# A Sorting Algorithm

I've written this sorting algorithm in C. It looks for the element with the max value every iteration and adds it to the end of the array, swapping it with other smaller elements. This way, by almost n swaps, an n element array can be sorted.

#include <stdio.h>

int max(int arr1[],int l){
int max = 0;

for(int i = 0; i <= l;i++)
max = (arr1[i] > arr1[max]) ? (i) : (max);

return max;
}

void swap(int arr[], int a,int b){

if(arr[a] != arr[b]){
arr[a] += arr[b];
arr[b] = arr[a] - arr[b];
arr[a] -= arr[b];
}

}

int main(){

int arr[] = {1,5,7,2,8,9,10,32,4};
int len = sizeof(arr) / sizeof(arr[0]);

for(int i = 0; i < len; i++)
swap(arr,(len - i - 1),max(arr,(len - i -1)));

printf("\nSorted Array:\n");

for(int i = 0; i < len;i++)
printf("%d ",arr[i]);

}



Any suggestions/constructive criticism are very welcome. I'm a beginner, please point out any mistakes I made.

## The Swap

It's the good old "arithmetic swap", a variant of the XOR-swap that uses addition and subtraction instead of XOR. It avoids naming a temporary variable, which was not a significant cost, and instead introduces a handful of extra operations.. and the potential for integer overflow (admittedly it is likely to work in practice, and will work for this example thanks to the small numbers).

Here's the assembly for that kind of swap vs a "traditional swap", as compiled by Clang:

swap:                                   # @swap
movsxd  rax, esi
mov     esi, dword ptr [rdi + 4*rax]
movsxd  rcx, edx
mov     edx, dword ptr [rdi + 4*rcx]
cmp     esi, edx
je      .LBB0_2
mov     dword ptr [rdi + 4*rax], edx
sub     edx, dword ptr [rdi + 4*rcx]
mov     dword ptr [rdi + 4*rcx], edx
sub     dword ptr [rdi + 4*rax], edx
.LBB0_2:
ret
swap_tmp:                               # @swap2
movsxd  rax, esi
mov     ecx, dword ptr [rdi + 4*rax]
movsxd  rdx, edx
mov     esi, dword ptr [rdi + 4*rdx]
mov     dword ptr [rdi + 4*rax], esi
mov     dword ptr [rdi + 4*rdx], ecx
ret

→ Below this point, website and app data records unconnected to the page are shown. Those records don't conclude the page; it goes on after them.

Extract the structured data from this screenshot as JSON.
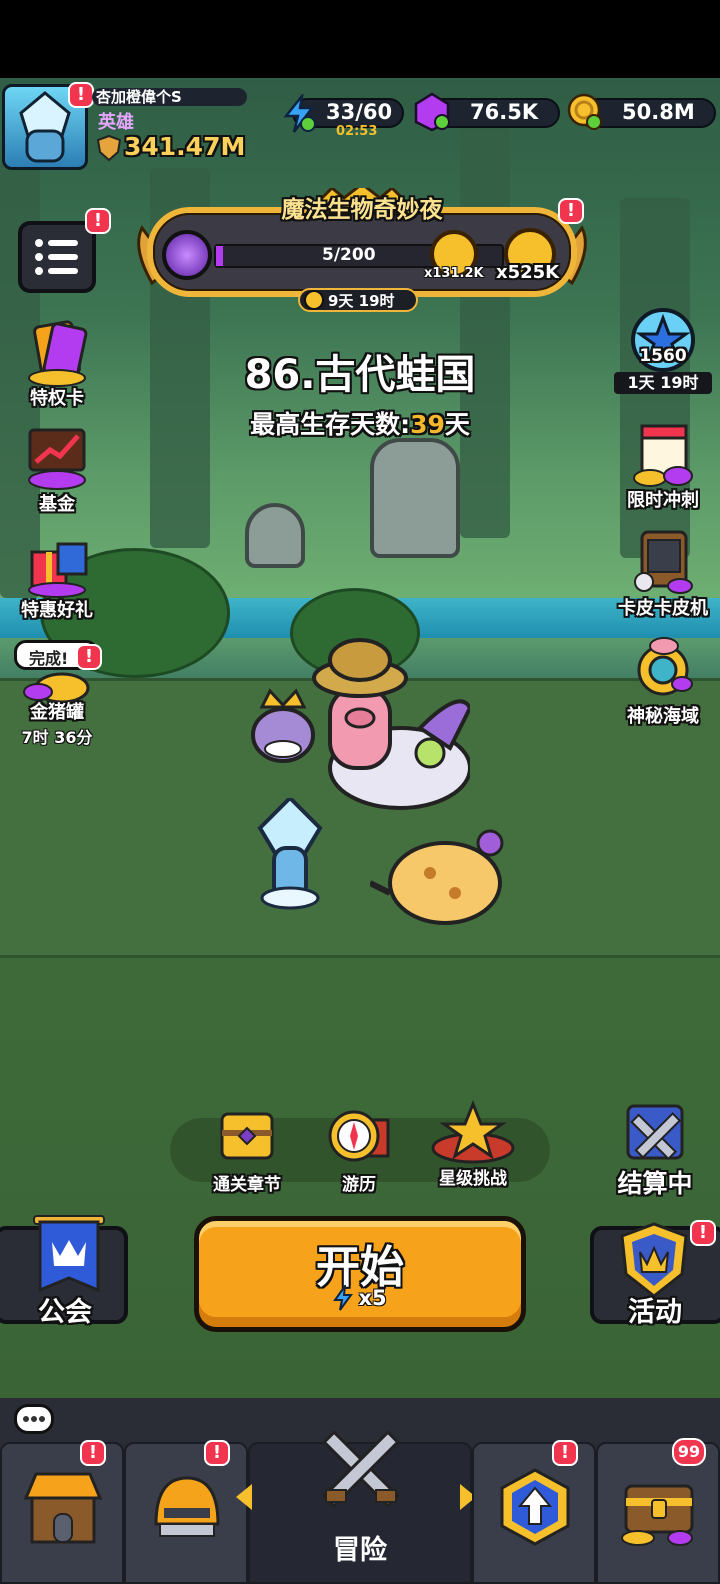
{
  "player": {
    "name": "杏加橙偉个S",
    "rank": "英雄",
    "power": "341.47M"
  },
  "resources": {
    "energy": "33/60",
    "energy_timer": "02:53",
    "gems": "76.5K",
    "gold": "50.8M"
  },
  "event": {
    "title": "魔法生物奇妙夜",
    "progress": "5/200",
    "progress_fraction": 0.025,
    "reward_small": "x131.2K",
    "reward_big": "x525K",
    "timer": "9天 19时"
  },
  "stage": {
    "title": "86.古代蛙国",
    "survival_prefix": "最高生存天数:",
    "survival_days": "39",
    "survival_suffix": "天"
  },
  "left_menu": [
    {
      "label": "特权卡",
      "icon": "privilege-card-icon"
    },
    {
      "label": "基金",
      "icon": "fund-chart-icon"
    },
    {
      "label": "特惠好礼",
      "icon": "gift-box-icon"
    },
    {
      "label": "金猪罐",
      "icon": "gold-pig-icon",
      "bubble": "完成!",
      "timer": "7时 36分"
    }
  ],
  "right_menu": [
    {
      "label": "1560",
      "sub": "1天 19时",
      "icon": "star-medal-icon"
    },
    {
      "label": "限时冲刺",
      "icon": "calendar-icon"
    },
    {
      "label": "卡皮卡皮机",
      "icon": "slot-machine-icon"
    },
    {
      "label": "神秘海域",
      "icon": "mystic-sea-icon"
    }
  ],
  "mid_actions": [
    {
      "label": "通关章节",
      "icon": "chapter-chest-icon"
    },
    {
      "label": "游历",
      "icon": "compass-icon"
    },
    {
      "label": "星级挑战",
      "icon": "star-challenge-icon"
    }
  ],
  "settlement_label": "结算中",
  "guild_label": "公会",
  "activity_label": "活动",
  "start": {
    "label": "开始",
    "cost": "x5"
  },
  "nav": {
    "battle_label": "冒险",
    "chest_badge": "99"
  },
  "badge_mark": "!",
  "colors": {
    "accent_orange": "#f7a21b",
    "badge_red": "#f2354f",
    "gem_purple": "#b43cf0",
    "gold": "#f5c02c"
  }
}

I don't recommend the XOR-swap except in special cases (it does work well to swap bits within an integer), I don't recommend the arithmetic-swap basically at all.

## Passing the highest valid index vs the length

The parameter l passed to max is not a length (which its name sort of suggests it is), it's the highest valid index. That's possible of course, but not idiomatic, and leads to a random-looking "subtract 1", and an out-of-place-looking <= in the condition of a for-loop. That works for now, but it would cause more problems if you used size_t for the indices and lengths instead of int.

I find your code lacks clarity, at least to my eyes, largely due to issues with naming.

max() doesn't return a maximum value, it returns the index of the maximum. A more meaningful name would help readability.

swap() swaps two entries in an array using a fairly unexpressive approach - what was wrong with an intermediate int to swap the values with?

You work your way down the array, but use a loop based on incrementing.

I'll leave it to others to critique the actual sorting algorithm, though I wonder if there's anyway to provide an early exit once the array's actually sorted.

I don't have a C Compiler to hand, but here's a sketch of my revisions using Java, which in this case is probably close enough to illustrate.

package codeReview;

import java.util.Arrays;

public class MaxSort {

private static int indexOfMaxElement(int arr1[], int limit) {
int maxIndex = 0;

for (int i = 0; i <= limit; i++) {
maxIndex = (arr1[i] > arr1[maxIndex]) ? (i) : (maxIndex);
}

return maxIndex;
}

private static void swap(int arr[], int limit, int maxIndex) {

if (arr[limit] != arr[maxIndex]) {
int swap = arr[limit];
arr[limit] = arr[maxIndex];
arr[maxIndex] = swap;
}

}

public static void main(String[] args) {

int array[] = {1, 5, 7, 2, 8, 8, 9, 10, 32, 4, 4};
int len = array.length;

for (int limit = len-1; limit > 0; limit--) {
swap(array, limit, indexOfMaxElement(array, limit));
}

System.out.println("Sorted Array:");
System.out.println(Arrays.toString(array));
}
}